Tidy Corners: Make Room for SantaChristmas is almost here. Just a couple days left to finish the shopping and wrapping and baking, and cooking. Sorry, I didn’t mean to stress you out! Instead, I would like you to stop for a moment and join your kids in their room, or wherever they play.  The anticipation of Santa bringing the presents is high now and that will make it easier for your children to part with some of their toys.

Help each child to pick out three to five toys they would be willing to donate. Together you can bring them to your favourite charity, your daycare provider, doctor’s office, hospital, drop-in center, etc. Be sure to call them first to find out if they are accepting such donations at this time. If there is still some hesitation on your child’s part, talk about the toy first. When they got it, from whom, how much fun they had playing with it, and then take a picture of the toy with your digital camera for your child to remember. Have fun and Happy Organizing!


Free Paint and Stain in Halton Region

Looking for just a little bit of paint or stain to do a few touch-ups around your home, visit the Paint & Stain Reuse Depot located beside the Household Hazardous Waste Depot in Milton Ont.

Halton Residents can pick up or drop off usable paint and stain there. So, why to buy the whole can of paint if you need just couple of ounces.

Residents of other regions please contact your Waste Management office to inquire about such a service being provided by your municipality.

Source: Halton Hills Region - WasteLess News 05/2011


Donate / Recycle / Consign

During the organizing process you sorted out the "stuff" and decided what you are going to keep, donate or throw out. The items you were going to keep have found their new homes and now it is time to take care of what will be leaving your house. If you reside in Halton Hills Region, this page will help you find locations where to donate or recycle. For those living outside of Halton Hills Region, please use a web search to find recycling or donation centers close to your home.

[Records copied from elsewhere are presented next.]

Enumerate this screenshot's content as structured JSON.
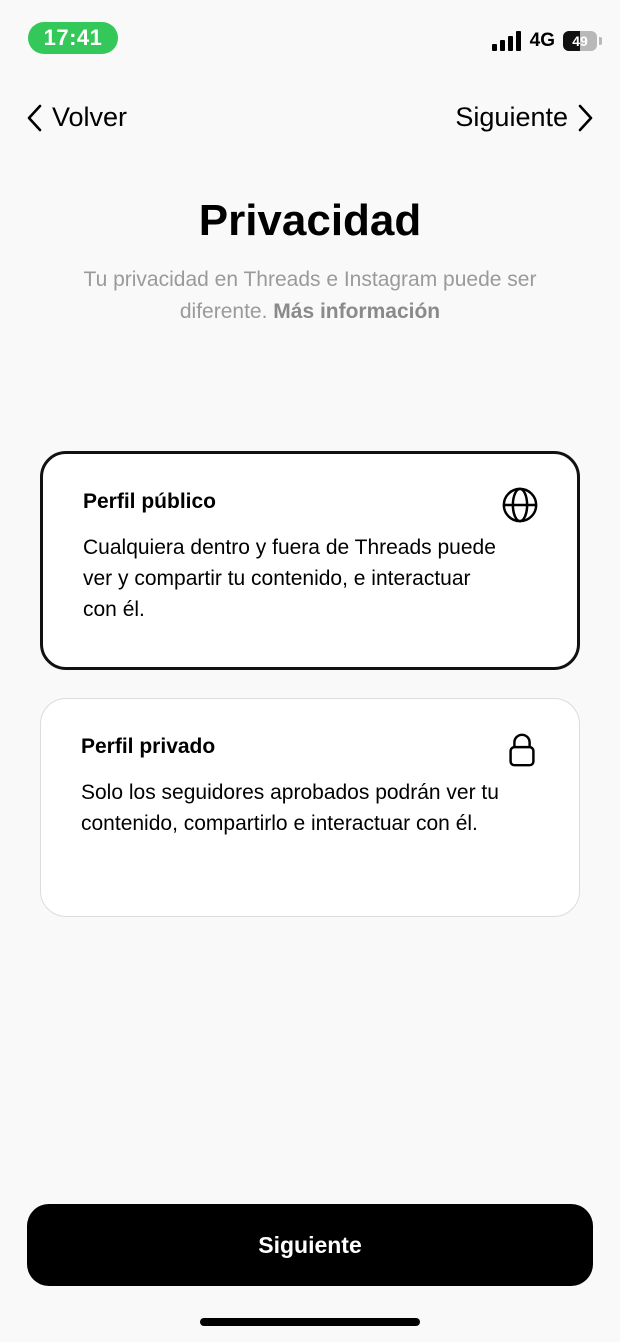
{
  "status_bar": {
    "time": "17:41",
    "network": "4G",
    "battery_level": "49",
    "battery_fraction": 0.49,
    "icons": [
      "signal-bars-icon",
      "battery-icon"
    ]
  },
  "nav": {
    "back_label": "Volver",
    "next_label": "Siguiente"
  },
  "header": {
    "title": "Privacidad",
    "subtitle": "Tu privacidad en Threads e Instagram puede ser diferente.",
    "subtitle_link": "Más información"
  },
  "options": {
    "public": {
      "title": "Perfil público",
      "description": "Cualquiera dentro y fuera de Threads puede ver y compartir tu contenido, e interactuar con él.",
      "icon": "globe-icon",
      "selected": true
    },
    "private": {
      "title": "Perfil privado",
      "description": "Solo los seguidores aprobados podrán ver tu contenido, compartirlo e interactuar con él.",
      "icon": "lock-icon",
      "selected": false
    }
  },
  "footer": {
    "button_label": "Siguiente"
  },
  "colors": {
    "background": "#f9f9f9",
    "time_pill": "#34c759",
    "primary": "#000000",
    "muted_text": "#9a9a9a"
  }
}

Where to RecycleWhere to Donate

If some of your things are still in a good condition you may decide to consign them. Check out the links on the right hand side of this page to find out more and to search for a consignment store in your area.

Where to Recycle

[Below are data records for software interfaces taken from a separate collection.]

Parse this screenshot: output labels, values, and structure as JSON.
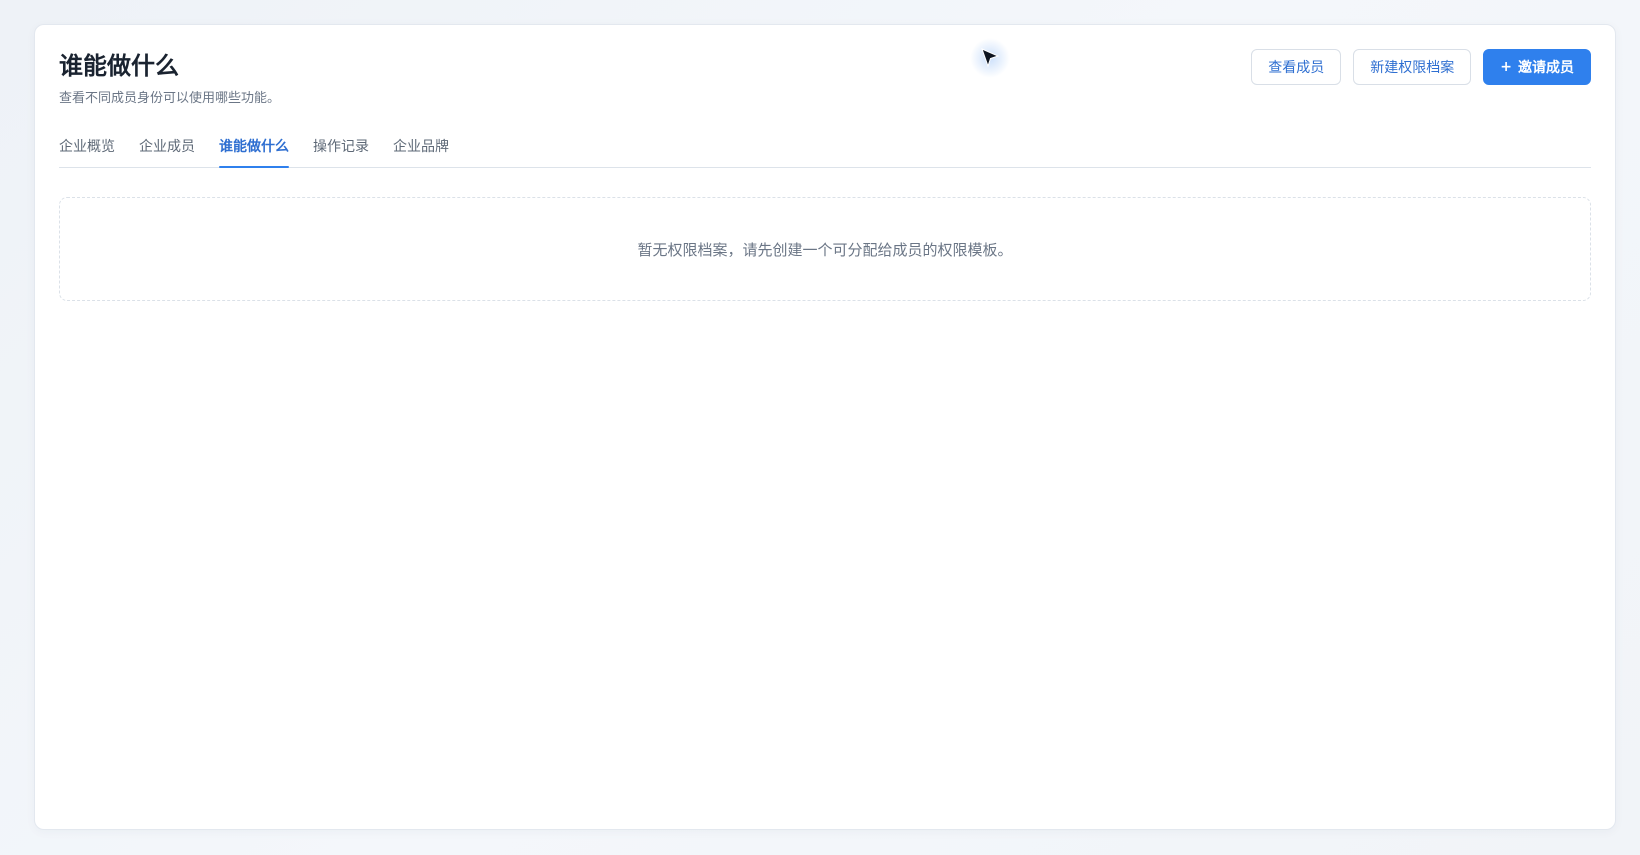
{
  "header": {
    "title": "谁能做什么",
    "subtitle": "查看不同成员身份可以使用哪些功能。"
  },
  "actions": {
    "view_members": "查看成员",
    "new_profile": "新建权限档案",
    "invite_plus": "+",
    "invite_label": "邀请成员"
  },
  "tabs": [
    {
      "label": "企业概览",
      "active": false
    },
    {
      "label": "企业成员",
      "active": false
    },
    {
      "label": "谁能做什么",
      "active": true
    },
    {
      "label": "操作记录",
      "active": false
    },
    {
      "label": "企业品牌",
      "active": false
    }
  ],
  "empty_state": {
    "message": "暂无权限档案，请先创建一个可分配给成员的权限模板。"
  },
  "colors": {
    "accent": "#2f80ed",
    "title": "#1a2330",
    "muted": "#6b7686"
  },
  "icons": {
    "cursor": "cursor-arrow-icon",
    "plus": "plus-icon"
  }
}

The Reuse Centre 3335 North Service Road 905-319-0477


Wastewise 36 Armstrong Ave 905-873-8122


Halton Waste Management Site 5400 Regional Road 25 905-825-6000

Where to Donate


Goodwill, The Amity Group 4051 New Street 905-333-8989
Habitat for Humanity Halton 10-1800 Appleby Line 905-637-4446
Salvation Army Thrift Store 3245 Fairview Street 905-633-8762
The Reuse Centre 3335 North Service Road 905-319-0477


Salvation Army Thrift Store 82 Mill Street 905-877-8522
Wastewise 36 Armstrong Ave 905-873-8122


Goodwill, The Amity Group 550 Ontario Street 905-875-3533
Salvation Army Thrift Store
420 Main Street
Reuse Depot
Halton Waste Management Site
5400 Regional Road 25


Goodwill, The Amity Group 407A Speers Road 905-338-6240
IODE Opportunity Shop 432 Kerr Street 905-842-6338
Salvation Army Thrift Store 356 Kerr Street 905-845-2351

Last Minute Organizing

Tidy Corners: Kitchen OrganizingSo, you have decided to organize your kitchen. You are planning to entertain your friends and you know that organized kitchen will save you so much of your time and effort. Yes it is true, but only if you organize it ahead of time. By organizing, you are going to create a new system in your kitchen either by yourself or with a help of a Professional Organizer, and it will take some time to adapt to the changes. We renovated our kitchen two years ago and there are still times I go to the fridge to reheat my dinner. Give yourself at least three weeks to grow into your new space.